I forgot the tide had changed meanwhile, and was starting to cross directly over the 10 km bay to Bray, but at half way I rather opted to go in and to hug the shore as close as possible to find an eddy and to get shelter from the wind. This was working rather well all the way down to Wicklow. The beach was steep and high, I was paddling within just 2-3 m of the small dumper, but found some perfect wind shelter with the railway dam on top and some at least somehow current-free water, if you wouldn’t call this straight line an eddy. Easy going paddle!
Bray Head was a nice interruption of the monotonous steep gravel beach with some nice tunnel constructions and architecture inside the cliffs to get the railway around the rocky high head. They had also constructed a walkway just above the railway, looking well worth for a nice stroll!
After Greystones, it was just steep gravel beach again, but I had nothing to suffer from ugly side winds in my small lee. Close to Wicklow, I almost forgot about the railway line running above me, when suddenly a loud long car-like honking woke me up out of my paddling dreams! I got scared to death, who is close to run me over here, out on the water? It was just the train approaching some pedestrian crossway…
Wicklow Head was supposed to be one of the trickier ones with some strong current running around, only to be done with the tide running down. I was just arriving at slack high tide at 4.30 pm, too early to call it already a day in the safe Wicklow harbor…? “This is what most people do.”- the ladies at Howth said to me, and this would have been probably the more reasonable decision. But I feel like not wanting to be like “most people…” – “only dead fish are swimming with the current!” I wanted a nice ride at the end of the day, still having plenty of energy – and a calm remote campsite on a natural beach, not in an ugly harbor. My very sore elbow last night I didn’t feel at all on paddling, and as the water was since a few days from freezing cold back to almost swimming temperatures around 17 degrees, my finger was also not as painful as in colder water.
So get a nice flush around Wicklow Head with a good wind push from behind!
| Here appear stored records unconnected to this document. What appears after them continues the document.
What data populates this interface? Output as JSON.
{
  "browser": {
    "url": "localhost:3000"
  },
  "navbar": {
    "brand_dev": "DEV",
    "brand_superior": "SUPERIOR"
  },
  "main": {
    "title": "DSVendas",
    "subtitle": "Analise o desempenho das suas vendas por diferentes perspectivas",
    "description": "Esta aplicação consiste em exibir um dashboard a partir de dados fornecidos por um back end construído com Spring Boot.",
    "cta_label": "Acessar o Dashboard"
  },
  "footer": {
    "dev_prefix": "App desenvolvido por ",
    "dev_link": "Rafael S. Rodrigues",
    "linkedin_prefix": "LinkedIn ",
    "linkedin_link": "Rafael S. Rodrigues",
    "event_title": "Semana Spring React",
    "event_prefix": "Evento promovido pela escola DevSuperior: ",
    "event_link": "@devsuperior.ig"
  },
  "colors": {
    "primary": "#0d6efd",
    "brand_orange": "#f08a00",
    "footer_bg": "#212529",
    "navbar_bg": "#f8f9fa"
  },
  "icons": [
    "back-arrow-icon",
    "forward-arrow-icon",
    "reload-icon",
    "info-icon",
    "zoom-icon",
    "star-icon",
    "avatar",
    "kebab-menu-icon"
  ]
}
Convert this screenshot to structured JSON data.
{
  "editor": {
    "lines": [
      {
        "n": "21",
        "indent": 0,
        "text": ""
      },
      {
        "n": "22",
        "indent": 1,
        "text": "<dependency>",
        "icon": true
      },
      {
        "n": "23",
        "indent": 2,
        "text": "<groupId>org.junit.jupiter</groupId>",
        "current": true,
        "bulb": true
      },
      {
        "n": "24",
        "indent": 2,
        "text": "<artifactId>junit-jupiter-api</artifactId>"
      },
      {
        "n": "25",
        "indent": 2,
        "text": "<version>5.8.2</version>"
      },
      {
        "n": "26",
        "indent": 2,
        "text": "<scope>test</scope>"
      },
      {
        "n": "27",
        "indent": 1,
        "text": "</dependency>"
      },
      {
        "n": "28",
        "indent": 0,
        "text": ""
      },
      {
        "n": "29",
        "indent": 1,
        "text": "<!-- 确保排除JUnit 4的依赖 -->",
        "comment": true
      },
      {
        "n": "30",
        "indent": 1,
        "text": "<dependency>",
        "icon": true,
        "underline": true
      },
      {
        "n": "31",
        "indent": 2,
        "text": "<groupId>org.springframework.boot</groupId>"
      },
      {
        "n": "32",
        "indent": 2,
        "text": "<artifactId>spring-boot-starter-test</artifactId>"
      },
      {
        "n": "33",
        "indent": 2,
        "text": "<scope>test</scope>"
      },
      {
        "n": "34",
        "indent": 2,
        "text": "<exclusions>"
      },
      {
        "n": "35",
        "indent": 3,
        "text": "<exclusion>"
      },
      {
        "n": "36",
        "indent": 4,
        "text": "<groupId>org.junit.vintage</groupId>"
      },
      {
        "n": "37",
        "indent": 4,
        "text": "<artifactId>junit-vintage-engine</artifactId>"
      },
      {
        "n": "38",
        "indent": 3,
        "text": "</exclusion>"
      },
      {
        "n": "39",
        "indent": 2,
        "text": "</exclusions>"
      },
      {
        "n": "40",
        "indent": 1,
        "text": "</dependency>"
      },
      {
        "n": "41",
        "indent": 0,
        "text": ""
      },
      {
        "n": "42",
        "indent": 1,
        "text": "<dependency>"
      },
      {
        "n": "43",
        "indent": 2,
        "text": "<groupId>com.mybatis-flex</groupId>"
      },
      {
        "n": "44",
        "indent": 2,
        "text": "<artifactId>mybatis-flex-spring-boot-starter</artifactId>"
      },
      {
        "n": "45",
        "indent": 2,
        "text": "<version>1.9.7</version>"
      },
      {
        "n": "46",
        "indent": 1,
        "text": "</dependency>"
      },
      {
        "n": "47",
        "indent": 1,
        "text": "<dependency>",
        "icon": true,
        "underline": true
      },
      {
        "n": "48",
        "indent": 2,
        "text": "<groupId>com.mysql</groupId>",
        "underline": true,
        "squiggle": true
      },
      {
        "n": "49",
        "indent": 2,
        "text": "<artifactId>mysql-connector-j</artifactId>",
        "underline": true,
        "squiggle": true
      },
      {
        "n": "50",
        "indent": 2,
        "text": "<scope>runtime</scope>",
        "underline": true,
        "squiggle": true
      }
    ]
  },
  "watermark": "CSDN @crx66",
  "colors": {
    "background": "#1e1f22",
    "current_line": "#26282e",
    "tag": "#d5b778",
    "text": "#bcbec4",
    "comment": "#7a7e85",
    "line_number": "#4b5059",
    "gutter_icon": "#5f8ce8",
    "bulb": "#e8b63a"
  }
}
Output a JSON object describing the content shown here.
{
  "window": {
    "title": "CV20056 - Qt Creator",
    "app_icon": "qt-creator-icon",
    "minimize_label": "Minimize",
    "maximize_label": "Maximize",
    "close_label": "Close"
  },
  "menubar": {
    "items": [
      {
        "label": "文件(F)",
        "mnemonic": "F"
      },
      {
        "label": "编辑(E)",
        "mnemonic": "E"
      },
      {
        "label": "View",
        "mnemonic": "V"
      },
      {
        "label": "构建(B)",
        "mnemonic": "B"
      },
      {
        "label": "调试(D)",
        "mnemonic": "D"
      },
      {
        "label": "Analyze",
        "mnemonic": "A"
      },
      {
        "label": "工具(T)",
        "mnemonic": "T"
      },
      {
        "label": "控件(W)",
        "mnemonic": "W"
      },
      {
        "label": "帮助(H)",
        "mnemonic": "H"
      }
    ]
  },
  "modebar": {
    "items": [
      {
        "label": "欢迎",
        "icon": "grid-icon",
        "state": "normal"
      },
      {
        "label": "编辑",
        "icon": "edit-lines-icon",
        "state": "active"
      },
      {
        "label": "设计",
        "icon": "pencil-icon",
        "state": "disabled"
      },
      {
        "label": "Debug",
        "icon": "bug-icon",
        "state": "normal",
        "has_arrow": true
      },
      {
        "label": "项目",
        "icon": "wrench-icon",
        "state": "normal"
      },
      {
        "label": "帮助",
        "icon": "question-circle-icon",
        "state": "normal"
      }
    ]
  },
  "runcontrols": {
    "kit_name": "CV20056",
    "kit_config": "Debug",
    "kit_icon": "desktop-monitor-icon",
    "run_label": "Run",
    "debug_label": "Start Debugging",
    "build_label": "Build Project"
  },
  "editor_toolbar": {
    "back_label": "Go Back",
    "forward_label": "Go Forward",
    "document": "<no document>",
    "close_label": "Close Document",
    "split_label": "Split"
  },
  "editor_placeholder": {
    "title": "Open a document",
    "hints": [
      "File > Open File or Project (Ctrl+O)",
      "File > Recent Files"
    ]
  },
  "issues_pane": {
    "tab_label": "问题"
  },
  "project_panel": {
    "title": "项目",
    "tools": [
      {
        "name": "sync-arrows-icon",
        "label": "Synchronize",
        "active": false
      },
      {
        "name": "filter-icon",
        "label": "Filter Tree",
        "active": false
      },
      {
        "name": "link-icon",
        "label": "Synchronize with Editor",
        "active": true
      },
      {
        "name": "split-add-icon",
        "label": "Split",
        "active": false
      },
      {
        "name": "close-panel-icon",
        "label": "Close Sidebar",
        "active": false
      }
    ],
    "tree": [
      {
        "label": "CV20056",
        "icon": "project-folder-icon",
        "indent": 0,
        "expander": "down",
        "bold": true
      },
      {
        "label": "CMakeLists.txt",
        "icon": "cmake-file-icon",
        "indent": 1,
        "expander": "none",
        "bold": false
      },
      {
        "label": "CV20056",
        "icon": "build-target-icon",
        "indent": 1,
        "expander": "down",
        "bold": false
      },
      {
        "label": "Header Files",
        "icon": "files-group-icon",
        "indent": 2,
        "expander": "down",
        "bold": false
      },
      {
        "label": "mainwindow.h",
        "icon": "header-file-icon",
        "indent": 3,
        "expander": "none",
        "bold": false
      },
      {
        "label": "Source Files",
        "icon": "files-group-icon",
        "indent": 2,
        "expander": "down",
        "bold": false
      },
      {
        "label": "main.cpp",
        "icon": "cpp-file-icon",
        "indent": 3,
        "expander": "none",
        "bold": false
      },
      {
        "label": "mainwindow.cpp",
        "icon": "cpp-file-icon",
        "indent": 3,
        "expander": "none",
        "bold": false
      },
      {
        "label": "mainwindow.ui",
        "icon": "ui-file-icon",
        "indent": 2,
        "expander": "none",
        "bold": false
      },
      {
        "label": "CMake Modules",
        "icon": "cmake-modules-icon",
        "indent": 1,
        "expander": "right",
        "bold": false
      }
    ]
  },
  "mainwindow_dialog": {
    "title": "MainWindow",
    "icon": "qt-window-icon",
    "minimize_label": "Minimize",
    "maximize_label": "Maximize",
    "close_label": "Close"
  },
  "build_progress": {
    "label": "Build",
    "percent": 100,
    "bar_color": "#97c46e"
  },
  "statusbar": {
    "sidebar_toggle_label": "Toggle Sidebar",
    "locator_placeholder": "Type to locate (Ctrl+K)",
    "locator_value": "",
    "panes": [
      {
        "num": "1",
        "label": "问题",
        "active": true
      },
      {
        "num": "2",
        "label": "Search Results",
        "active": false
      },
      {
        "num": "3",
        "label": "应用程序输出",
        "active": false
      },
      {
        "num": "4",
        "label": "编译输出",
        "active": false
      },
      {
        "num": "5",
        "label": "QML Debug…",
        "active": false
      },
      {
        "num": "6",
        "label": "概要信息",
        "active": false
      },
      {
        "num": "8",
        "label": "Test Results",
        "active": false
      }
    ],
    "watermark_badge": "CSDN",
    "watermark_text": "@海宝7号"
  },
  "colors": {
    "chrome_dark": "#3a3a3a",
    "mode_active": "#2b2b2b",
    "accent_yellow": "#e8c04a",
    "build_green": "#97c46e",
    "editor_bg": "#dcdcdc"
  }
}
Approaching the harbor entrance was already pretty lumpy-bumpy with reflecting waves blown to the steep rocky shore line. Should I not better go in there and do the famed Wicklow Head tomorrow, well-rested in probably less morning wind and lower seas, but in the same good tide? No, that’s not me…so I had to endure some nothing less than some west-coast like ride, with heaviest reflecting and very confused waves with many rocks for quite some while in high speed well over 10 km/h, at 15 km/h max. What a ride!
Well, if you’re feeling solidly seated in your horse’s saddle you can go for this bull ride… But actually, the real throwing breakers are missing in the high speed moves in those reflecting up and down and criss cross waves…I did just one kind of a concentrated paddle, mentally not even thinking of anything happening than finishing this relatively long ride upright and in style, and finding the eddy soon, with some German mantra on my paddle strokes on my mind: ”Ich sitze – fest – im Sattel, ich sitze – fest – im Sattel, ich sitze – fest – im Sattel…” (I’m solidly seated in my saddle…)
All good, the thrilling ride was eventually over in some fat eddy, a short look back over my shoulder showed some really impressive rocks! Not much time to admire the probably impressive rocky head during the ride though…and you better go early in the morning, if possible! 🙂
Three lovely sandy beaches were offering themselves to call it a day, but some large campsite was sitting on top of the cliffs. My hope the last smallest one was not accessible from the top was not fulfilled, but good enough to be my home for this night. That last handful of noisy people would be gone soon! No phone reception here though, but writing almost 2 hrs update of the last two days before cooking dinner.